-- REQUIRED WORK --
Repeat each line of the material exactly.

------

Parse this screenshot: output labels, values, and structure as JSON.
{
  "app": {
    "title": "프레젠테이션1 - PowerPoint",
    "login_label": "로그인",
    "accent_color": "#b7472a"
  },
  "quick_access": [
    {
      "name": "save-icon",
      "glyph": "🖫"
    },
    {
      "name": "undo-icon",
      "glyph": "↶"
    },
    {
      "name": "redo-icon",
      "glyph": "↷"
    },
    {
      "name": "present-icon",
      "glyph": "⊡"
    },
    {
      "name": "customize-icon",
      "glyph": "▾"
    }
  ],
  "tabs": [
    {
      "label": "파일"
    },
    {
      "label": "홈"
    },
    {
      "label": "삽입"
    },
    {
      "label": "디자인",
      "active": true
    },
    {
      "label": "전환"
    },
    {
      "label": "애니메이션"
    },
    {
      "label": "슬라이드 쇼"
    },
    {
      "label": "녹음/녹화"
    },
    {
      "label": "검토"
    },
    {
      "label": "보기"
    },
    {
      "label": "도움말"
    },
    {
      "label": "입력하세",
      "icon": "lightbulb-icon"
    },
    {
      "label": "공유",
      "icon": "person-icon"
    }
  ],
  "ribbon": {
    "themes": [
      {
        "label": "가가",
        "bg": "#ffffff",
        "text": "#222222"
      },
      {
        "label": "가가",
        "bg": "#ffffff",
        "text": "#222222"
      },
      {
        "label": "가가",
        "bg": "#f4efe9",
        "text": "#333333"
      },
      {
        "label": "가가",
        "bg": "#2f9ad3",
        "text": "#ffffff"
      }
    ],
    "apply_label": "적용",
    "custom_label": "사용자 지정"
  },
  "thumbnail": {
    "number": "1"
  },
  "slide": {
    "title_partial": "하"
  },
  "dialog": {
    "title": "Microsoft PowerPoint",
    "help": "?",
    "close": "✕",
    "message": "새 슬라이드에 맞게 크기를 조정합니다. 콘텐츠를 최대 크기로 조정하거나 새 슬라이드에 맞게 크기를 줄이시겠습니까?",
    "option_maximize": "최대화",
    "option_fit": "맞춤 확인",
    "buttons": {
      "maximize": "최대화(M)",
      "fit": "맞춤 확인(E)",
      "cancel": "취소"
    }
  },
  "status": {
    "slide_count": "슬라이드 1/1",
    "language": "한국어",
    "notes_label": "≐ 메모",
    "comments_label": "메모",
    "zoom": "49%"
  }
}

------

-- TASK RESPONSE --
Parse this screenshot: output labels, values, and structure as JSON.
{
  "app": {
    "title": "프레젠테이션1 - PowerPoint",
    "login_label": "로그인",
    "accent_color": "#b7472a"
  },
  "quick_access": [
    {
      "name": "save-icon",
      "glyph": "🖫"
    },
    {
      "name": "undo-icon",
      "glyph": "↶"
    },
    {
      "name": "redo-icon",
      "glyph": "↷"
    },
    {
      "name": "present-icon",
      "glyph": "⊡"
    },
    {
      "name": "customize-icon",
      "glyph": "▾"
    }
  ],
  "tabs": [
    {
      "label": "파일"
    },
    {
      "label": "홈"
    },
    {
      "label": "삽입"
    },
    {
      "label": "디자인",
      "active": true
    },
    {
      "label": "전환"
    },
    {
      "label": "애니메이션"
    },
    {
      "label": "슬라이드 쇼"
    },
    {
      "label": "녹음/녹화"
    },
    {
      "label": "검토"
    },
    {
      "label": "보기"
    },
    {
      "label": "도움말"
    },
    {
      "label": "입력하세",
      "icon": "lightbulb-icon"
    },
    {
      "label": "공유",
      "icon": "person-icon"
    }
  ],
  "ribbon": {
    "themes": [
      {
        "label": "가가",
        "bg": "#ffffff",
        "text": "#222222"
      },
      {
        "label": "가가",
        "bg": "#ffffff",
        "text": "#222222"
      },
      {
        "label": "가가",
        "bg": "#f4efe9",
        "text": "#333333"
      },
      {
        "label": "가가",
        "bg": "#2f9ad3",
        "text": "#ffffff"
      }
    ],
    "apply_label": "적용",
    "custom_label": "사용자 지정"
  },
  "thumbnail": {
    "number": "1"
  },
  "slide": {
    "title_partial": "하"
  },
  "dialog": {
    "title": "Microsoft PowerPoint",
    "help": "?",
    "close": "✕",
    "message": "새 슬라이드에 맞게 크기를 조정합니다. 콘텐츠를 최대 크기로 조정하거나 새 슬라이드에 맞게 크기를 줄이시겠습니까?",
    "option_maximize": "최대화",
    "option_fit": "맞춤 확인",
    "buttons": {
      "maximize": "최대화(M)",
      "fit": "맞춤 확인(E)",
      "cancel": "취소"
    }
  },
  "status": {
    "slide_count": "슬라이드 1/1",
    "language": "한국어",
    "notes_label": "≐ 메모",
    "comments_label": "메모",
    "zoom": "49%"
  }
}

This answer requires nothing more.